On Monday night, City Council considered whether to establish a land bank corporation, a nonprofit entity that could buy and sell land to increase the number of affordable housing units in Charlottesville.
After 40 minutes of presentation and discussion, City Council deferred the decision on the land bank corporation to a work session on June 4.
“I want to make sure that we get this right. We’re so close here and there’s enough people that are weighing in and are really passionate about this. I think there are some subtleties and I just don’t think that we’re going to get there tonight,” said City Councilor Heather Hill.
Investing in affordable housing has been one of Charlottesville’s priorities after the white supremacist rally on Aug. 12, said City Manager Maurice Jones.
“One of the areas that folks focused on last year was attempts to restore faith in local government. City Council has taken some significant steps to do that,” Jones said.
In its most recently adopted budget, the city allocated $3.4 million to the city’s affordable housing fund and $500,000 to the Charlottesville Redevelopment and Housing Authority.
Mayor Nikuyah Walker asked Phil d’Oronzio, who chairs the Housing Advisory Committee, to clarify what the HAC thought the land bank would contribute to this effort.
“What Charlottesville needs is as many tools as it can possibly have in its toolbox to address affordable housing,” D’Oronzio said.
City Councilor Kathy Galvin seconded D’Oronzio’s toolbox analogy.
“There’s hundreds of acres of asphalt and old, underutilized buildings, and we’re not doing anything with them,” Galvin said. “I’m looking for tools that will let us fix that stuff up and flip it, so that it can be turned into something usable and necessary.”
The land bank corporation would be a fully independent nonprofit, acting City Attorney Lisa Robertson reminded City Council.
“That’s part of what makes a land bank flexible, if flexibility is what you’re looking for,” Robertson said. “Once you establish priorities for the uses to which land can be put when it’s sold – not who it can be sold to – then you’re done, in my opinion.”
More specifics about how the land bank should implement those priorities should go in the by-laws, D’Oronzio argued.
“The thing that really makes this a very distinctive entity is that the board is composed almost exclusively of community members and that is not the way land banks are generally,” D’Oronzio said.
Brandon Collins, who is an organizer with the Charlottesville Public Housing Association of Residents, expressed concerns about what the land bank could become without more city control.
“Myself and many of my colleagues were opposed to the land bank until we sat down with the HAC, and we kind of tolerated the idea of a land bank when they came forward with some fairly big ideas – in terms of it had to only be used for affordable housing,” Collins said.

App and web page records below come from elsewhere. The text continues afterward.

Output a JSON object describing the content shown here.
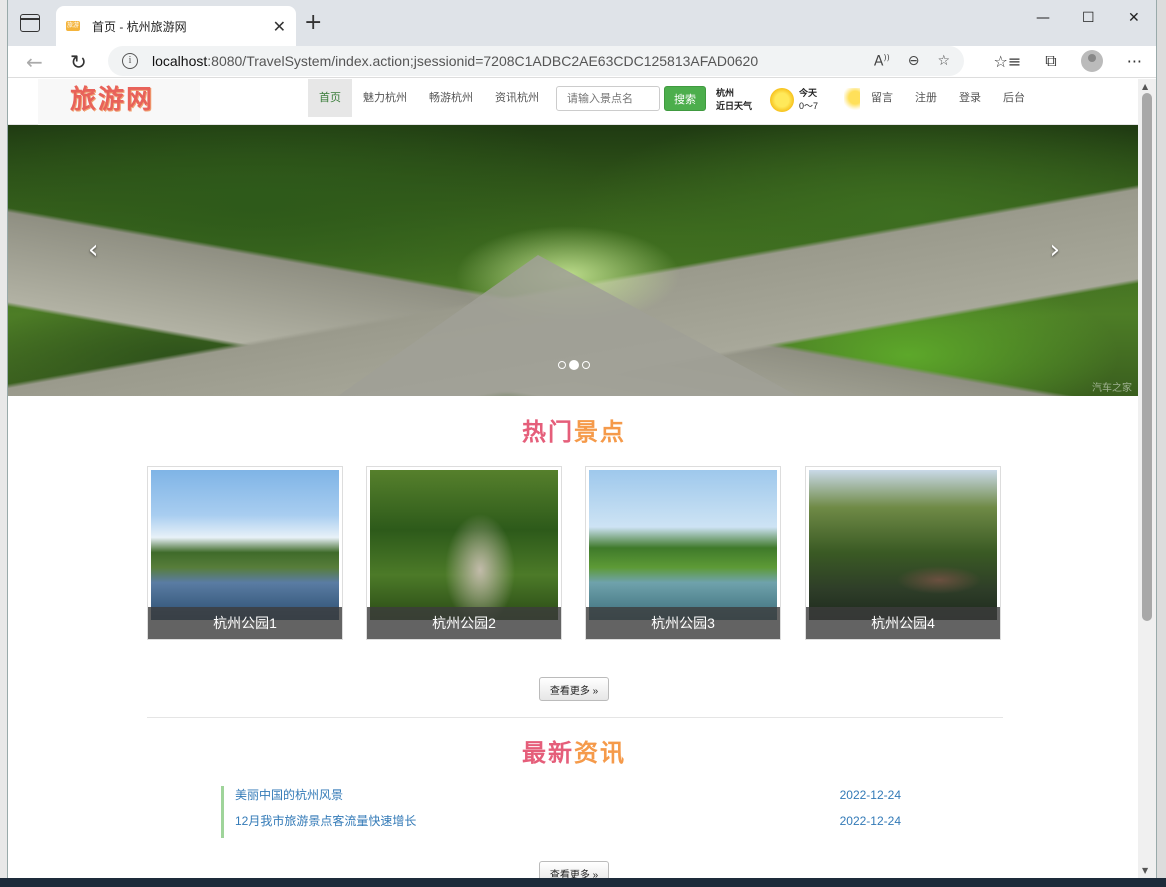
{
  "browser": {
    "tab_title": "首页 - 杭州旅游网",
    "tab_favicon_text": "旅游",
    "url_host": "localhost",
    "url_rest": ":8080/TravelSystem/index.action;jsessionid=7208C1ADBC2AE63CDC125813AFAD0620"
  },
  "site": {
    "logo": "旅游网",
    "nav": [
      "首页",
      "魅力杭州",
      "畅游杭州",
      "资讯杭州"
    ],
    "search_placeholder": "请输入景点名",
    "search_button": "搜索",
    "weather": {
      "city": "杭州",
      "subtitle": "近日天气",
      "today_label": "今天",
      "temp_range": "0～7"
    },
    "nav_right": [
      "留言",
      "注册",
      "登录",
      "后台"
    ]
  },
  "carousel": {
    "prev": "‹",
    "next": "›",
    "slide_count": 3,
    "active_index": 1,
    "watermark": "汽车之家"
  },
  "hot_spots": {
    "title_main": "热门",
    "title_accent": "景点",
    "items": [
      {
        "name": "杭州公园1"
      },
      {
        "name": "杭州公园2"
      },
      {
        "name": "杭州公园3"
      },
      {
        "name": "杭州公园4"
      }
    ],
    "more_label": "查看更多 »"
  },
  "news": {
    "title_main": "最新",
    "title_accent": "资讯",
    "items": [
      {
        "title": "美丽中国的杭州风景",
        "date": "2022-12-24"
      },
      {
        "title": "12月我市旅游景点客流量快速增长",
        "date": "2022-12-24"
      }
    ],
    "more_label": "查看更多 »"
  },
  "colors": {
    "search_button": "#4cae4c",
    "section_title": "#e55e7a",
    "section_accent": "#f59a4a",
    "news_link": "#337ab7"
  }
}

“And here we are again, looking at the land bank, with very little change in the ordinance for you to consider, except that it does sort of mention affordable housing, but it does not in any way shape or form tell you affordable for whom.”

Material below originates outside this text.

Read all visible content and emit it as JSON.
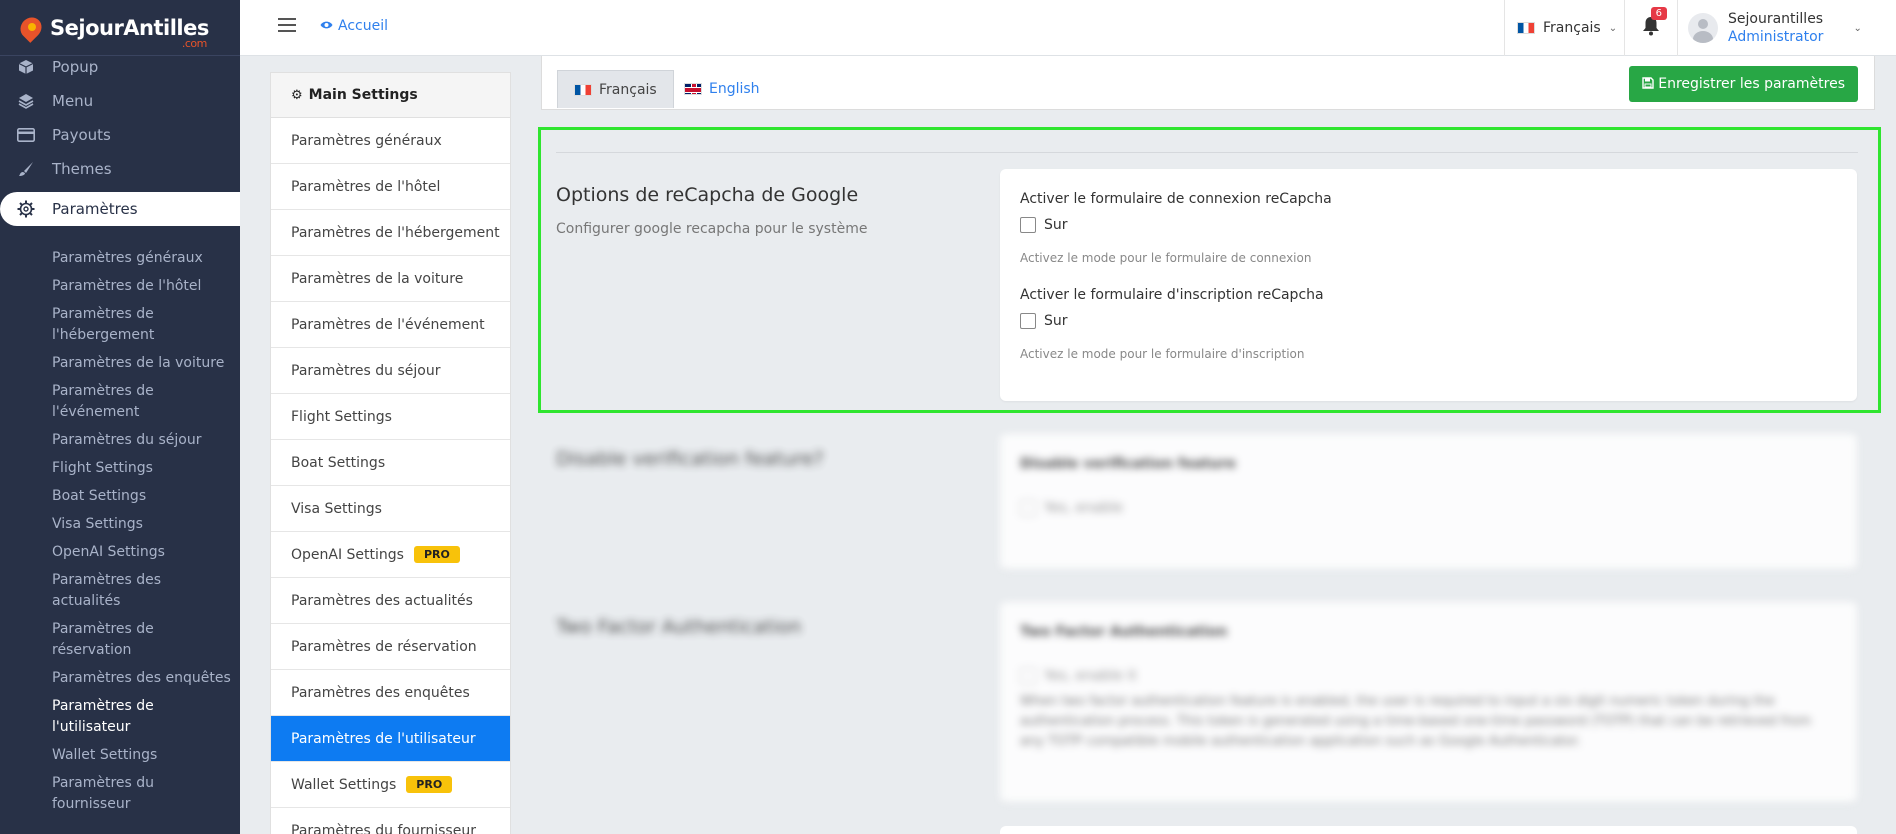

Walker expressed a similar concern about the ordinance’s vague language.
“They have to have a list of what they think they’re going to land bank. What does that look like in Charlottesville? Whose property are we talking about?” Walker asked.
City Council hopes to work out some of the disagreements in the June 4 work session.
Earlier in the meeting, City Council set aside $488,779.94 in federal funding for several community organizations to use for housing and public service projects. Recipients of the Community Development Block Grants and HOME Investment Partnerships include the Thomas Jefferson Area Coalition for the Homeless, Albemarle Housing Improvement Program, and down-payment assistance at Habitat for Humanity and the Piedmont Housing Alliance.